> Exercise aim: From the listing below, pull out the lines that hold "document".

> Dataset excerpts:
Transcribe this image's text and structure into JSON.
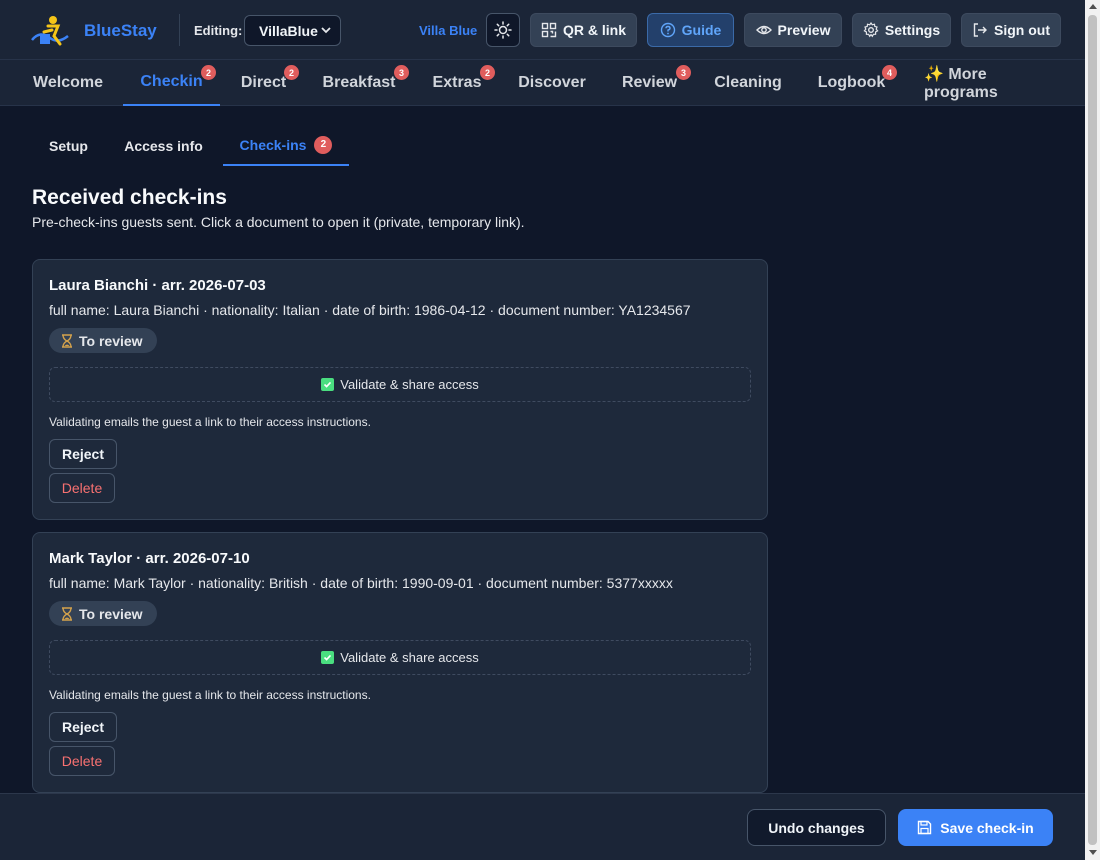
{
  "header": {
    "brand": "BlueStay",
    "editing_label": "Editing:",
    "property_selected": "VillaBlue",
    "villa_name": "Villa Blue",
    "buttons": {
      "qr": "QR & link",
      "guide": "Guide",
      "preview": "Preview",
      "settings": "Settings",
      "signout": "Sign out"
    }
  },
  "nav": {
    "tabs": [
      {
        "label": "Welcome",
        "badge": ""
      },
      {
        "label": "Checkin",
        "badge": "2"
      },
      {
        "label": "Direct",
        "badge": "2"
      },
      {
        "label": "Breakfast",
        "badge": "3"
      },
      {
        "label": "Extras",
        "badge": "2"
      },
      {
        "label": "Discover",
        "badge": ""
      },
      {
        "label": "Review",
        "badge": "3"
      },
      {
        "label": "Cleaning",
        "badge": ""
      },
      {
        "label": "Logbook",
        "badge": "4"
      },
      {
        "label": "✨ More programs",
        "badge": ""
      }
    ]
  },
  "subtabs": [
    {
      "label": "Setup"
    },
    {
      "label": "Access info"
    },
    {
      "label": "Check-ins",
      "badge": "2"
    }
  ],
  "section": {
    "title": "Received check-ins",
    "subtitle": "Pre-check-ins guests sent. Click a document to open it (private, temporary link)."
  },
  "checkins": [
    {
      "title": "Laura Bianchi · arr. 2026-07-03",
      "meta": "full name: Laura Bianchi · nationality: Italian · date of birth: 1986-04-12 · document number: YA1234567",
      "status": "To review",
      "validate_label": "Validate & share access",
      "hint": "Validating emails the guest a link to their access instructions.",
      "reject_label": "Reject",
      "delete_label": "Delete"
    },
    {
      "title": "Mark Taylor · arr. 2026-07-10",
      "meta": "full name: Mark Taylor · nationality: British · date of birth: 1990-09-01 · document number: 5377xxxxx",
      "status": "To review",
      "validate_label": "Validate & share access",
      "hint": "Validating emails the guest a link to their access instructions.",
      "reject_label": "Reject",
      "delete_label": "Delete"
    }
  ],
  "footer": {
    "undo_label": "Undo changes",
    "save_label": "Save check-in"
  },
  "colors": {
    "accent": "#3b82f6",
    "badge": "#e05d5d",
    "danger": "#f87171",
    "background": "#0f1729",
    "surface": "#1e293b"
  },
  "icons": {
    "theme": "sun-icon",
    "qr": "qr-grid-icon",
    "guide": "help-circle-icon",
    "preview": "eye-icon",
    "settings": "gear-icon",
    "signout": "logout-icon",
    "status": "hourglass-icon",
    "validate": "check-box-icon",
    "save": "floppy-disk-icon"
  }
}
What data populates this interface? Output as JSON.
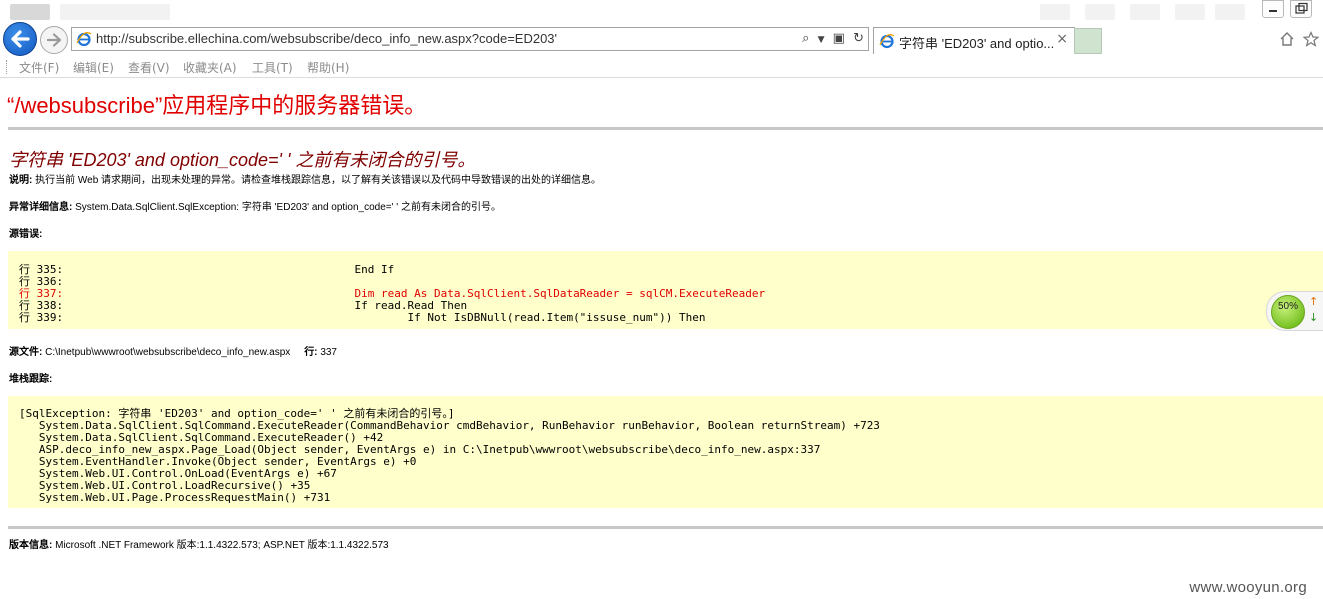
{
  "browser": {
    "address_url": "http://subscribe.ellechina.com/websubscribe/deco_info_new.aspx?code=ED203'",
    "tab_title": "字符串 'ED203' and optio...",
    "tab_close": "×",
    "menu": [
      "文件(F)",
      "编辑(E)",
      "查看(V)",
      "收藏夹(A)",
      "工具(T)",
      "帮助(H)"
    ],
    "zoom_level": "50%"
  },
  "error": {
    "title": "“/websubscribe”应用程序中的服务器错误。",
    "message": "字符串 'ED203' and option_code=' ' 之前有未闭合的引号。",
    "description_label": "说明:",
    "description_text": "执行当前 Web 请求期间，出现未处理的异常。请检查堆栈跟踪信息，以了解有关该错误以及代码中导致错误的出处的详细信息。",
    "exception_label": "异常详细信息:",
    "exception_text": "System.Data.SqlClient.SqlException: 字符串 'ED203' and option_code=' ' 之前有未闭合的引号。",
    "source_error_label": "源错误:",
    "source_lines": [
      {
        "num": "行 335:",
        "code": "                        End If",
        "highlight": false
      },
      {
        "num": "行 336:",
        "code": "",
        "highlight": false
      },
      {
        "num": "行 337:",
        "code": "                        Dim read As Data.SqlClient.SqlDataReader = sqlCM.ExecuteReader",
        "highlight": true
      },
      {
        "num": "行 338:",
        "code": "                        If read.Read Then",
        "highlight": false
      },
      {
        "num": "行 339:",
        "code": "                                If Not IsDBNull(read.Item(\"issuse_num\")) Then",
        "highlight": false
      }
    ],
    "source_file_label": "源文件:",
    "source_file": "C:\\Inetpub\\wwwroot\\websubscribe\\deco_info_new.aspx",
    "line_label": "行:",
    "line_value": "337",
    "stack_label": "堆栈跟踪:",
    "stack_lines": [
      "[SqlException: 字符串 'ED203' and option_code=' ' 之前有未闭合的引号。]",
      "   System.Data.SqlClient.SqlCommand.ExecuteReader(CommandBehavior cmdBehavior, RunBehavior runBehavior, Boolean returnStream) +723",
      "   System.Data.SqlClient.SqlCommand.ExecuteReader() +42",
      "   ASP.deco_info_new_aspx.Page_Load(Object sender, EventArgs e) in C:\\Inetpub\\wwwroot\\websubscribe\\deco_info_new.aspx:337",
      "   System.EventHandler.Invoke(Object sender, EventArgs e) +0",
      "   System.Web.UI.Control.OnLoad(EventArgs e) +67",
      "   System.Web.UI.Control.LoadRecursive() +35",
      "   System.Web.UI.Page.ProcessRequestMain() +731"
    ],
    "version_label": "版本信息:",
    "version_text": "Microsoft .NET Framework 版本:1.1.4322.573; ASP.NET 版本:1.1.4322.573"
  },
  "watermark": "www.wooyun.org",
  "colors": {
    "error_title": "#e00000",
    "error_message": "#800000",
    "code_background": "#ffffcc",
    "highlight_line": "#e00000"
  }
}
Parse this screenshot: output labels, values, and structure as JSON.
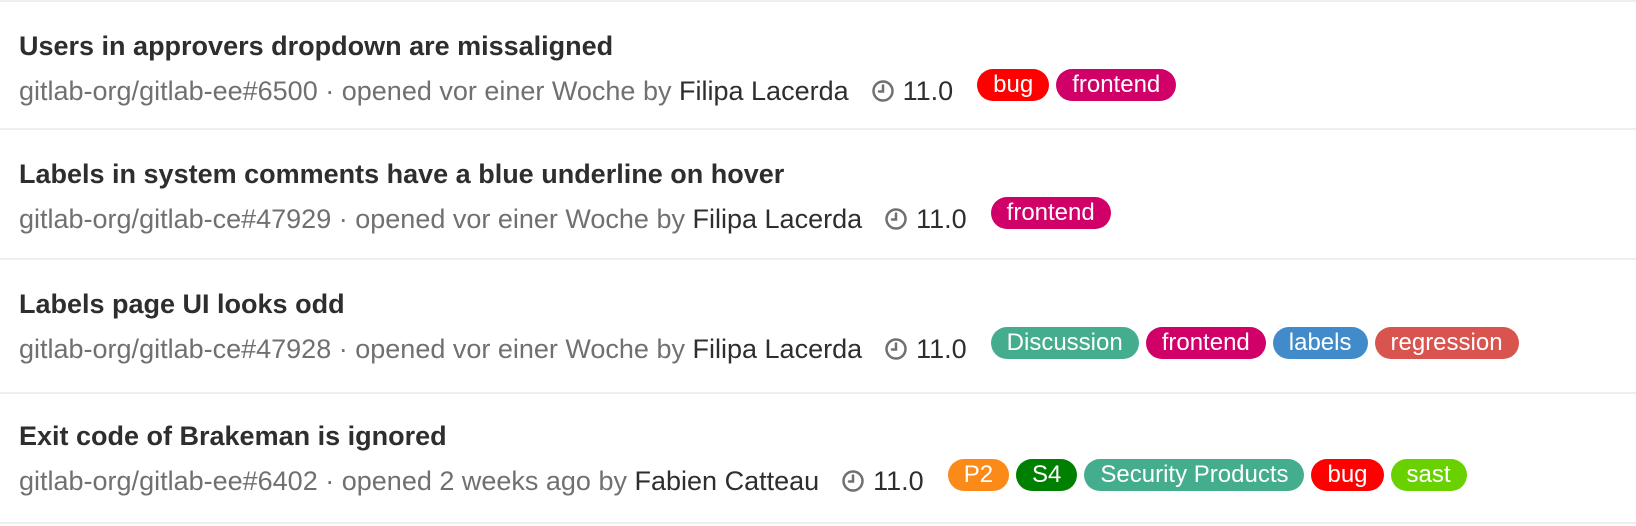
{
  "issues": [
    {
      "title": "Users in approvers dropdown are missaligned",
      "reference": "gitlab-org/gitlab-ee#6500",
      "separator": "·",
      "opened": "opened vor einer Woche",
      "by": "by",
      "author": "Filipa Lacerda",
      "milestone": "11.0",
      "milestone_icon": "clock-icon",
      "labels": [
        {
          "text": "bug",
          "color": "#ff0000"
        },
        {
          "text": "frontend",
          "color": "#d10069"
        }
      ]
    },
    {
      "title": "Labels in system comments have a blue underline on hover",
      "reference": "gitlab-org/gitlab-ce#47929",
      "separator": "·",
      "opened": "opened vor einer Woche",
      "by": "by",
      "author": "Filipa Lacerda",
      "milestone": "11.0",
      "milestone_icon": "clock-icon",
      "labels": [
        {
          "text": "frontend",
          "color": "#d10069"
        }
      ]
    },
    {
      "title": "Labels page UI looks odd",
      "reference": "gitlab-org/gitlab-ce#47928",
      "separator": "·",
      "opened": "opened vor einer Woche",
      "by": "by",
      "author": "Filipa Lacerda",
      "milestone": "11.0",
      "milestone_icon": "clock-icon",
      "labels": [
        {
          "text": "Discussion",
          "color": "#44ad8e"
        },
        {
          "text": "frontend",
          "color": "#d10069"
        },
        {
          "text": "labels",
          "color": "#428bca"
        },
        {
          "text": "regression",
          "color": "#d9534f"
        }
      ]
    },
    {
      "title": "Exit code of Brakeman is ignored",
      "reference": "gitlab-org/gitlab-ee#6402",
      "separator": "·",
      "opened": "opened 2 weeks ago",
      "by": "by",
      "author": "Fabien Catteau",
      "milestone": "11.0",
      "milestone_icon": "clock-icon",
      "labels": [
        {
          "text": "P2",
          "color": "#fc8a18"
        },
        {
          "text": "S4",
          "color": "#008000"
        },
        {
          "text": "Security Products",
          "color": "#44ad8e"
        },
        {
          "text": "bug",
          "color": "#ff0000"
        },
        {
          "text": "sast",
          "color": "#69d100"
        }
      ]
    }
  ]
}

> Written answer:
    "subtitle": "Pre-check-ins guests sent. Click a document to open it (private, temporary link)."
      "meta": "full name: Laura Bianchi · nationality: Italian · date of birth: 1986-04-12 · document number: YA1234567",
      "meta": "full name: Mark Taylor · nationality: British · date of birth: 1990-09-01 · document number: 5377xxxxx",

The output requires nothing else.